While the ban encompasses propane, natural gas, and heating oil, certain exceptions are made. The bylaw exempts buildings connected to existing urban heating networks and industrial structures. Additionally, outdoor and temporary heaters for construction, generators, professional stoves for commercial use, and outdoor barbecues with propane tanks are also granted exemptions. However, barbecues connected to a propane network or natural gas will not be permitted.
Consequences of Non-compliance
To ensure strict adherence to the bylaw, Radio-Canada reports that individuals or entities failing to comply may face fines of up to $4,000 per day for repeat offenses. This penalty underscores the city’s commitment to achieving its emission reduction goals.
Inspired by Global Trends
Montreal’s decision to implement this bylaw draws inspiration from cities like Vancouver and New York City, which are also moving towards enforcing similar bans on natural resources. These initiatives are part of a broader global trend aimed at reducing greenhouse gas emissions and mitigating climate change.
Challenges and Resistance
Montreal’s progressive approach to achieving net-zero emissions is not without its critics. Some argue that such ambitious goals may be challenging to achieve, particularly in regions with harsh winters like Canada. For instance, Alberta’s electric grid operator has criticized the federal government’s net-zero emissions goal for 2035 as “not feasible.”
While Montreal is committed to energy regulations that some deem detrimental, western provinces in Canada are increasingly advocating for the responsible use of natural resources. Some provinces are even considering using legislative powers, such as the Sovereignty Act, to challenge energy regulations proposed at the federal level.
A Global Perspective
The Trudeau government’s environmental goals, aligned with the United Nations “2030 Agenda for Sustainable Development,” include phasing out coal-fired power plants, reducing fertilizer usage, and curtailing natural gas consumption in the coming decades.
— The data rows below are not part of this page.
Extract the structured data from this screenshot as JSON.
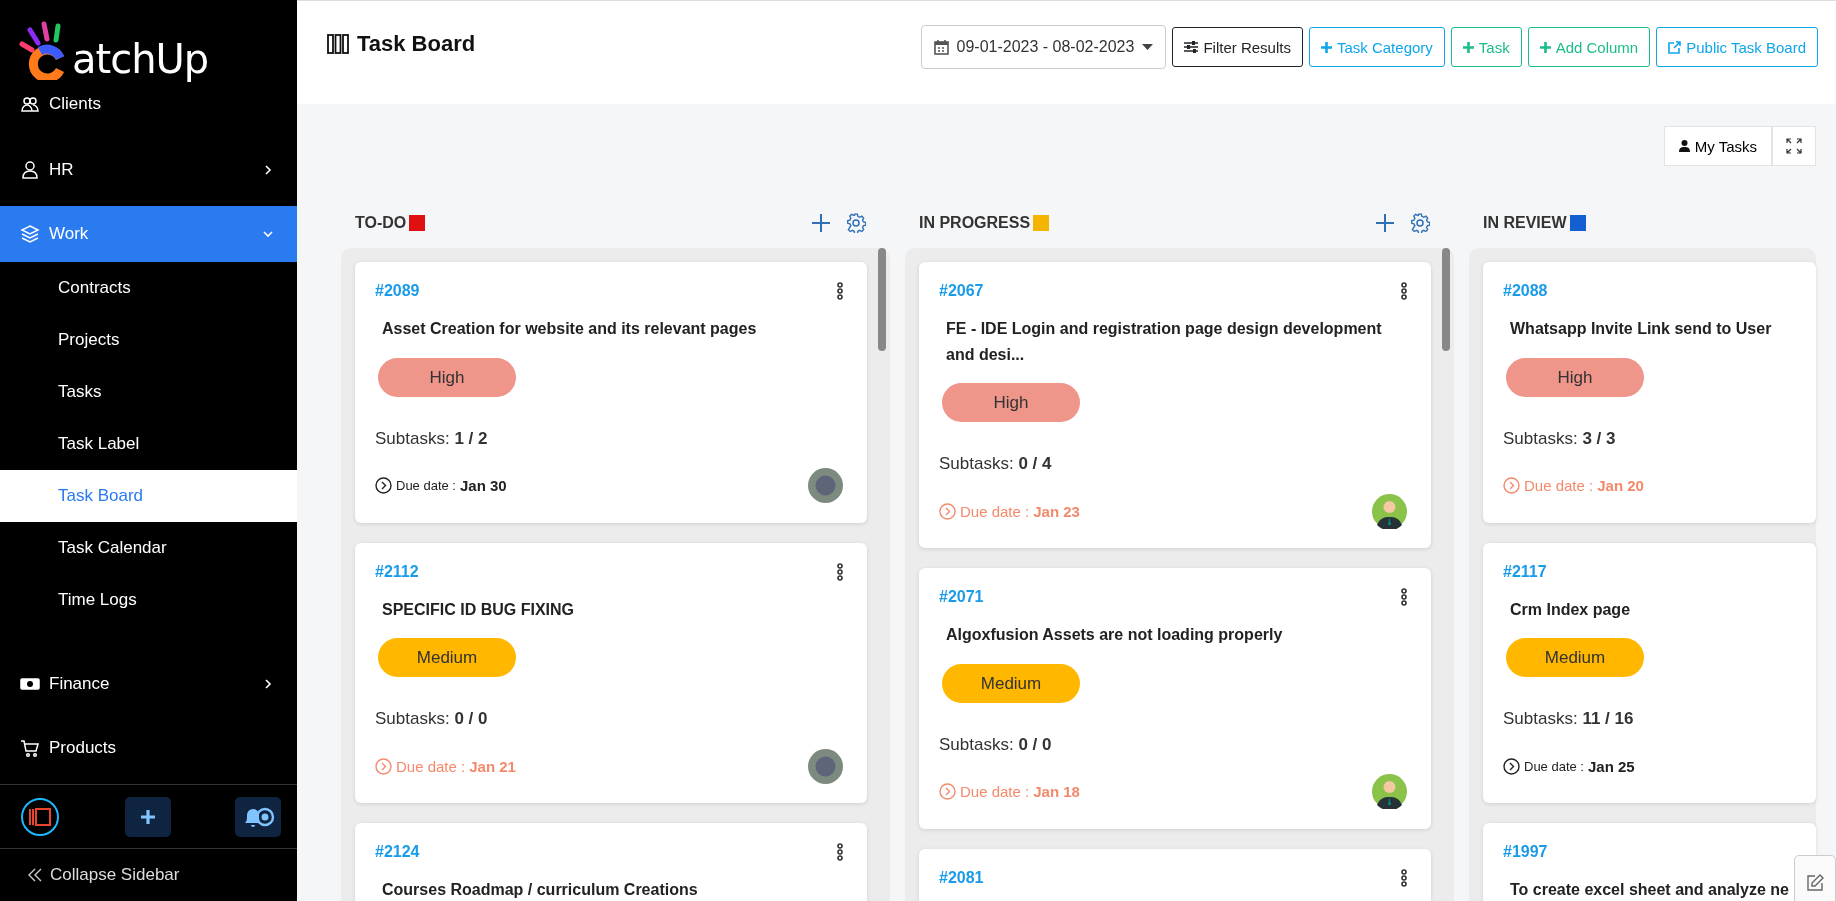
{
  "sidebar": {
    "logo": {
      "text": "atchUp"
    },
    "items": [
      {
        "label": "Clients",
        "selected": false
      },
      {
        "label": "HR",
        "selected": false,
        "expanded": false
      },
      {
        "label": "Work",
        "selected": true,
        "expanded": true,
        "children": [
          {
            "label": "Contracts",
            "selected": false
          },
          {
            "label": "Projects",
            "selected": false
          },
          {
            "label": "Tasks",
            "selected": false
          },
          {
            "label": "Task Label",
            "selected": false
          },
          {
            "label": "Task Board",
            "selected": true
          },
          {
            "label": "Task Calendar",
            "selected": false
          },
          {
            "label": "Time Logs",
            "selected": false
          }
        ]
      },
      {
        "label": "Finance",
        "selected": false,
        "expanded": false
      },
      {
        "label": "Products",
        "selected": false
      }
    ],
    "collapse": "Collapse Sidebar"
  },
  "header": {
    "title": "Task Board",
    "date_range": "09-01-2023 - 08-02-2023",
    "buttons": [
      {
        "label": "Filter Results",
        "color": "#212529"
      },
      {
        "label": "Task Category",
        "color": "#0ea5e9"
      },
      {
        "label": "Task",
        "color": "#1cbb8c"
      },
      {
        "label": "Add Column",
        "color": "#1cbb8c"
      },
      {
        "label": "Public Task Board",
        "color": "#0ea5e9"
      }
    ]
  },
  "toolbar": {
    "my_tasks": "My Tasks"
  },
  "columns": [
    {
      "title": "TO-DO",
      "color": "#e01010",
      "actions_visible": true,
      "scrollbar": true,
      "cards": [
        {
          "id": "#2089",
          "title": "Asset Creation for website and its relevant pages",
          "badge": {
            "label": "High",
            "color": "#f0958a"
          },
          "subtasks_label": "Subtasks:",
          "subtasks": "1 / 2",
          "due_label": "Due date :",
          "due": "Jan 30",
          "overdue": false,
          "avatar_photo": true
        },
        {
          "id": "#2112",
          "title": "SPECIFIC ID BUG FIXING",
          "badge": {
            "label": "Medium",
            "color": "#ffb700"
          },
          "subtasks_label": "Subtasks:",
          "subtasks": "0 / 0",
          "due_label": "Due date :",
          "due": "Jan 21",
          "overdue": true,
          "avatar_photo": true
        },
        {
          "id": "#2124",
          "title": "Courses Roadmap / curriculum Creations"
        }
      ]
    },
    {
      "title": "IN PROGRESS",
      "color": "#f5b400",
      "actions_visible": true,
      "scrollbar": true,
      "cards": [
        {
          "id": "#2067",
          "title": "FE - IDE Login and registration page design development and desi...",
          "badge": {
            "label": "High",
            "color": "#f0958a"
          },
          "subtasks_label": "Subtasks:",
          "subtasks": "0 / 4",
          "due_label": "Due date :",
          "due": "Jan 23",
          "overdue": true,
          "avatar_photo": false
        },
        {
          "id": "#2071",
          "title": "Algoxfusion Assets are not loading properly",
          "badge": {
            "label": "Medium",
            "color": "#ffb700"
          },
          "subtasks_label": "Subtasks:",
          "subtasks": "0 / 0",
          "due_label": "Due date :",
          "due": "Jan 18",
          "overdue": true,
          "avatar_photo": false
        },
        {
          "id": "#2081"
        }
      ]
    },
    {
      "title": "IN REVIEW",
      "color": "#1560d0",
      "actions_visible": false,
      "scrollbar": false,
      "cards": [
        {
          "id": "#2088",
          "title": "Whatsapp Invite Link send to User",
          "badge": {
            "label": "High",
            "color": "#f0958a"
          },
          "subtasks_label": "Subtasks:",
          "subtasks": "3 / 3",
          "due_label": "Due date :",
          "due": "Jan 20",
          "overdue": true
        },
        {
          "id": "#2117",
          "title": "Crm Index page",
          "badge": {
            "label": "Medium",
            "color": "#ffb700"
          },
          "subtasks_label": "Subtasks:",
          "subtasks": "11 / 16",
          "due_label": "Due date :",
          "due": "Jan 25",
          "overdue": false
        },
        {
          "id": "#1997",
          "title": "To create excel sheet and analyze ne"
        }
      ]
    }
  ]
}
This transition away from fossil fuels and towards more sustainable energy sources is in line with global initiatives promoted by organizations like the World Economic Forum (WEF).
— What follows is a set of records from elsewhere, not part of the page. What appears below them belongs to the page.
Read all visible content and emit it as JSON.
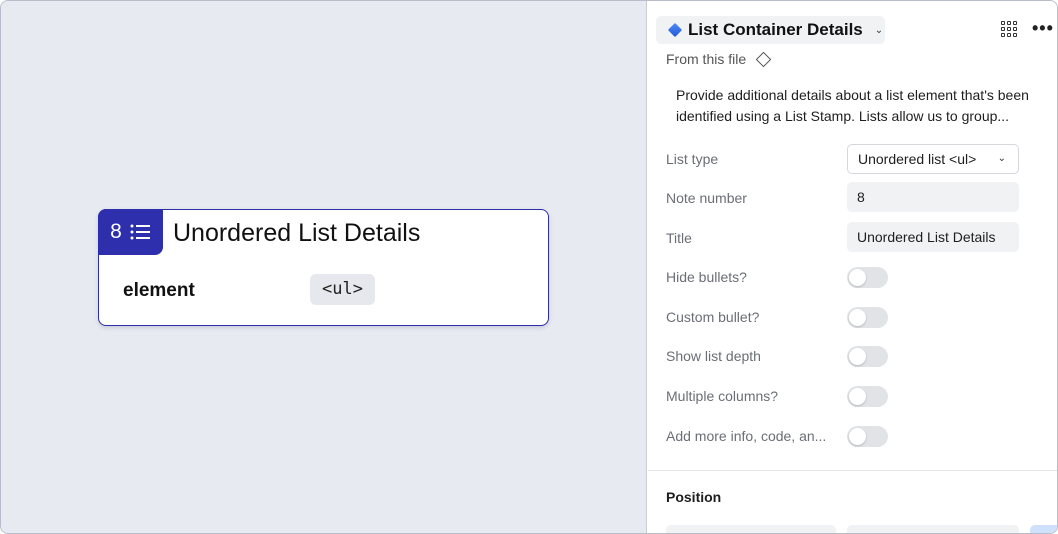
{
  "canvas": {
    "card": {
      "number": "8",
      "title": "Unordered List Details",
      "element_label": "element",
      "element_value": "<ul>",
      "accent_color": "#2d2fad"
    }
  },
  "panel": {
    "component_name": "List Container Details",
    "component_chevron": "⌄",
    "from_file": "From this file",
    "description": [
      "Provide additional details about a list element that's been",
      "identified using a List Stamp. Lists allow us to group..."
    ],
    "props": {
      "list_type": {
        "label": "List type",
        "value": "Unordered list <ul>"
      },
      "note_number": {
        "label": "Note number",
        "value": "8"
      },
      "title": {
        "label": "Title",
        "value": "Unordered List Details"
      },
      "hide_bullets": {
        "label": "Hide bullets?"
      },
      "custom_bullet": {
        "label": "Custom bullet?"
      },
      "show_list_depth": {
        "label": "Show list depth"
      },
      "multiple_columns": {
        "label": "Multiple columns?"
      },
      "add_more_info": {
        "label": "Add more info, code, an..."
      }
    },
    "position_section": "Position"
  },
  "icons": {
    "component": "component-diamond-icon",
    "grid": "grid-icon",
    "more": "more-icon",
    "list": "list-icon",
    "from_file": "outline-diamond-icon"
  }
}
The WEF, known for its “Great Reset” agenda, advocates for reducing greenhouse gas emissions and embracing renewable energy sources. It’s worth noting that some members of Prime Minister Justin Trudeau’s cabinet are involved with the WEF, emphasizing Canada’s commitment to these global environmental goals.
Hot Take: With Montreal’s ban on gas and oil, it seems winter might become the ultimate test of eco-friendly resolve, as residents huddle around their electric stoves for warmth. But hey, at least it’s a green kind of cold!